— Records contained in a dataset —
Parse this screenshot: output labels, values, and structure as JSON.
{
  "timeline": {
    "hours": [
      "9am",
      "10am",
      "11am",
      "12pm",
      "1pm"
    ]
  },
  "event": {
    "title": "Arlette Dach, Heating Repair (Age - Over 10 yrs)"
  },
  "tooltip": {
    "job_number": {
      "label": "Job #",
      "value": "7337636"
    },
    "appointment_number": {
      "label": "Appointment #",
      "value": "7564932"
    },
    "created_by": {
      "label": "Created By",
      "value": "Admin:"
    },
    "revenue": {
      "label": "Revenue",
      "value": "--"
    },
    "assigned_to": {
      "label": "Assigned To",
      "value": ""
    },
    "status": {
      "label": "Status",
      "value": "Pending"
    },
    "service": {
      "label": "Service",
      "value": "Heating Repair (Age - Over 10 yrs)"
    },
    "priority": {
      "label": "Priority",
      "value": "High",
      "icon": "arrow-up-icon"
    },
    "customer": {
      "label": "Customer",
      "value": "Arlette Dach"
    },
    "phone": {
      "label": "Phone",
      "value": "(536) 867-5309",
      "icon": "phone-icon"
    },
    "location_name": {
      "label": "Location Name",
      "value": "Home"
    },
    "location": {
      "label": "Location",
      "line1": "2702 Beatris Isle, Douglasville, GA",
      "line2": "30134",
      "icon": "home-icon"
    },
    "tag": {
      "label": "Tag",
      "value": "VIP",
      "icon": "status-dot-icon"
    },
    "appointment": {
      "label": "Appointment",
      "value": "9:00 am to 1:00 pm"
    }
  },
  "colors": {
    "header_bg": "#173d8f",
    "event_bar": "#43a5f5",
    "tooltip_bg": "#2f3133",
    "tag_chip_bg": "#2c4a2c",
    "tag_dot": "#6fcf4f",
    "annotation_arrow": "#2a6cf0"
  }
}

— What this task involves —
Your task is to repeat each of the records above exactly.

— Written response —
Parse this screenshot: output labels, values, and structure as JSON.
{
  "timeline": {
    "hours": [
      "9am",
      "10am",
      "11am",
      "12pm",
      "1pm"
    ]
  },
  "event": {
    "title": "Arlette Dach, Heating Repair (Age - Over 10 yrs)"
  },
  "tooltip": {
    "job_number": {
      "label": "Job #",
      "value": "7337636"
    },
    "appointment_number": {
      "label": "Appointment #",
      "value": "7564932"
    },
    "created_by": {
      "label": "Created By",
      "value": "Admin:"
    },
    "revenue": {
      "label": "Revenue",
      "value": "--"
    },
    "assigned_to": {
      "label": "Assigned To",
      "value": ""
    },
    "status": {
      "label": "Status",
      "value": "Pending"
    },
    "service": {
      "label": "Service",
      "value": "Heating Repair (Age - Over 10 yrs)"
    },
    "priority": {
      "label": "Priority",
      "value": "High",
      "icon": "arrow-up-icon"
    },
    "customer": {
      "label": "Customer",
      "value": "Arlette Dach"
    },
    "phone": {
      "label": "Phone",
      "value": "(536) 867-5309",
      "icon": "phone-icon"
    },
    "location_name": {
      "label": "Location Name",
      "value": "Home"
    },
    "location": {
      "label": "Location",
      "line1": "2702 Beatris Isle, Douglasville, GA",
      "line2": "30134",
      "icon": "home-icon"
    },
    "tag": {
      "label": "Tag",
      "value": "VIP",
      "icon": "status-dot-icon"
    },
    "appointment": {
      "label": "Appointment",
      "value": "9:00 am to 1:00 pm"
    }
  },
  "colors": {
    "header_bg": "#173d8f",
    "event_bar": "#43a5f5",
    "tooltip_bg": "#2f3133",
    "tag_chip_bg": "#2c4a2c",
    "tag_dot": "#6fcf4f",
    "annotation_arrow": "#2a6cf0"
  }
}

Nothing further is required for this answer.